TASK DIRECTIONS - What is needed is every line of the material that contains "position".

Top of RECORD EXCERPTS

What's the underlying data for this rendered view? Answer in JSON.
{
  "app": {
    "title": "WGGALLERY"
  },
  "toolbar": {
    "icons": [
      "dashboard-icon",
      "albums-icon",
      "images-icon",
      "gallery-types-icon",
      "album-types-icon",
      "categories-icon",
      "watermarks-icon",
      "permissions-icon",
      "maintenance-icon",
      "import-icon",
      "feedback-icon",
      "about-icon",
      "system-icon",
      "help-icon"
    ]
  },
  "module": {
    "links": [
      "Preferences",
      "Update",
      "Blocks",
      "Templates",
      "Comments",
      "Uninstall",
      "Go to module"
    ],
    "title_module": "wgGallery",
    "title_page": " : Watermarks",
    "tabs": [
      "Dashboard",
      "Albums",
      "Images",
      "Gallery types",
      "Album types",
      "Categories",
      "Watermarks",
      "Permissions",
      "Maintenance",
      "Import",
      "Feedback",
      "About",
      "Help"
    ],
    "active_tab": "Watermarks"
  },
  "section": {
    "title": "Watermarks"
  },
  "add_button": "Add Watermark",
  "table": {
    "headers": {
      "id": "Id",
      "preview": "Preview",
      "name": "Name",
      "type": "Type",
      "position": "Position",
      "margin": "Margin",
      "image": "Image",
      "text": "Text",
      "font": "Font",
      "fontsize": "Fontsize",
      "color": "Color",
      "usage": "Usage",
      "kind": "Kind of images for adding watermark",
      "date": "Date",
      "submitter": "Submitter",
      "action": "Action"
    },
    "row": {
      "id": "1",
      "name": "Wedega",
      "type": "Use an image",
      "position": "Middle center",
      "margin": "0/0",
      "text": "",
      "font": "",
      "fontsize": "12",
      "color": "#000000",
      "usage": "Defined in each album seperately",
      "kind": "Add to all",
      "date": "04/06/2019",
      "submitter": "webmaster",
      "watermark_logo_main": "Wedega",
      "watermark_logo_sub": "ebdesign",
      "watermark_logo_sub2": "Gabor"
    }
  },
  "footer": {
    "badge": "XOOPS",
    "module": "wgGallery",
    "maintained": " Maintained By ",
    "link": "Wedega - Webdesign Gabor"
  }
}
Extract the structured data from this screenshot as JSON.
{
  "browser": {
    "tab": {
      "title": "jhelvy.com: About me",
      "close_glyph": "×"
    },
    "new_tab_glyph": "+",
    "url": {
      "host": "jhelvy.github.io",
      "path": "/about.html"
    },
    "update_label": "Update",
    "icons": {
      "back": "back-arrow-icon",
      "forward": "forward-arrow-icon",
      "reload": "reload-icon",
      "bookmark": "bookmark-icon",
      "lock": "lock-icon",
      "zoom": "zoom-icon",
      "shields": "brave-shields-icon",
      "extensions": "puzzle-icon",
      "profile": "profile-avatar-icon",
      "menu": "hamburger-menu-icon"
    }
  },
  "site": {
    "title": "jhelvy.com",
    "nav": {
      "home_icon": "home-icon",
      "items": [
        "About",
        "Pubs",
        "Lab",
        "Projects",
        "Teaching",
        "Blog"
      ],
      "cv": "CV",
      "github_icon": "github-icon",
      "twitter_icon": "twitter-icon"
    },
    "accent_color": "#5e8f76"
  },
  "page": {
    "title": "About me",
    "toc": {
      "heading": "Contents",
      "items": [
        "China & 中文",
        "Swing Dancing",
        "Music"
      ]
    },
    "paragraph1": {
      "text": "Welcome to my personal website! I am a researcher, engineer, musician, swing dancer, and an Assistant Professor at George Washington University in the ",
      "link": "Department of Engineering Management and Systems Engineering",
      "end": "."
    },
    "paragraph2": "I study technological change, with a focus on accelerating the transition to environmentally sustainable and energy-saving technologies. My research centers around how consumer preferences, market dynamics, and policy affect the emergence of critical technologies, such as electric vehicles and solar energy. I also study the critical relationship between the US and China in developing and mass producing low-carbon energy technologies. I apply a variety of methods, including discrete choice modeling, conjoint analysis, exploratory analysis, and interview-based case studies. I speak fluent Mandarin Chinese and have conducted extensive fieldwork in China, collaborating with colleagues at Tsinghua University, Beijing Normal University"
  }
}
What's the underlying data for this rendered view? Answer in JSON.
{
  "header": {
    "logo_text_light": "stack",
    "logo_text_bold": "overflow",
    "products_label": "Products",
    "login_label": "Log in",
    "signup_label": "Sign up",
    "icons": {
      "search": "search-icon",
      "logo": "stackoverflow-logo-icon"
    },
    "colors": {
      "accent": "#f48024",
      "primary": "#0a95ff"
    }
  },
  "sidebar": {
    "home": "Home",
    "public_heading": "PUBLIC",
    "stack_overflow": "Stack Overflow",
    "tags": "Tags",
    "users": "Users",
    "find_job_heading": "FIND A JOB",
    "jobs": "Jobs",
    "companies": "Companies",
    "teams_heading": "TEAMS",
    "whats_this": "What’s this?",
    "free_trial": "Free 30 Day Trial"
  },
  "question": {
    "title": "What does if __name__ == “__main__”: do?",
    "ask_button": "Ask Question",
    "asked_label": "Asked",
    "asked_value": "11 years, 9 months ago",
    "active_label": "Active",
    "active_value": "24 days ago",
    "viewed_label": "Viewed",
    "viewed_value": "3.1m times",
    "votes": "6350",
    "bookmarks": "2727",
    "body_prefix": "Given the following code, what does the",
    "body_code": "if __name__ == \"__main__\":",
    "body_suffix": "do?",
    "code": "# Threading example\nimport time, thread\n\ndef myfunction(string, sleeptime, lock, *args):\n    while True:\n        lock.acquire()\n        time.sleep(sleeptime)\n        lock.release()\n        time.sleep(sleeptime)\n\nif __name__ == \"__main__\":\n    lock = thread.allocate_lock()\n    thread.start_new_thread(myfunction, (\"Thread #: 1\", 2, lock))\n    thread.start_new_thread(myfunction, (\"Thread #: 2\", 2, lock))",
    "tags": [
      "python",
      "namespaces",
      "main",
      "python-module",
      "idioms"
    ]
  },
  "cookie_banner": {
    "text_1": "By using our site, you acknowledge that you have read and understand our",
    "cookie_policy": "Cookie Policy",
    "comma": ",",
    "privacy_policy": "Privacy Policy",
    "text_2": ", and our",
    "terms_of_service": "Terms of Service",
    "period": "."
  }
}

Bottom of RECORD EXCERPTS

WRITTEN SOLUTION -
      "position": "Position",
      "position": "Middle center",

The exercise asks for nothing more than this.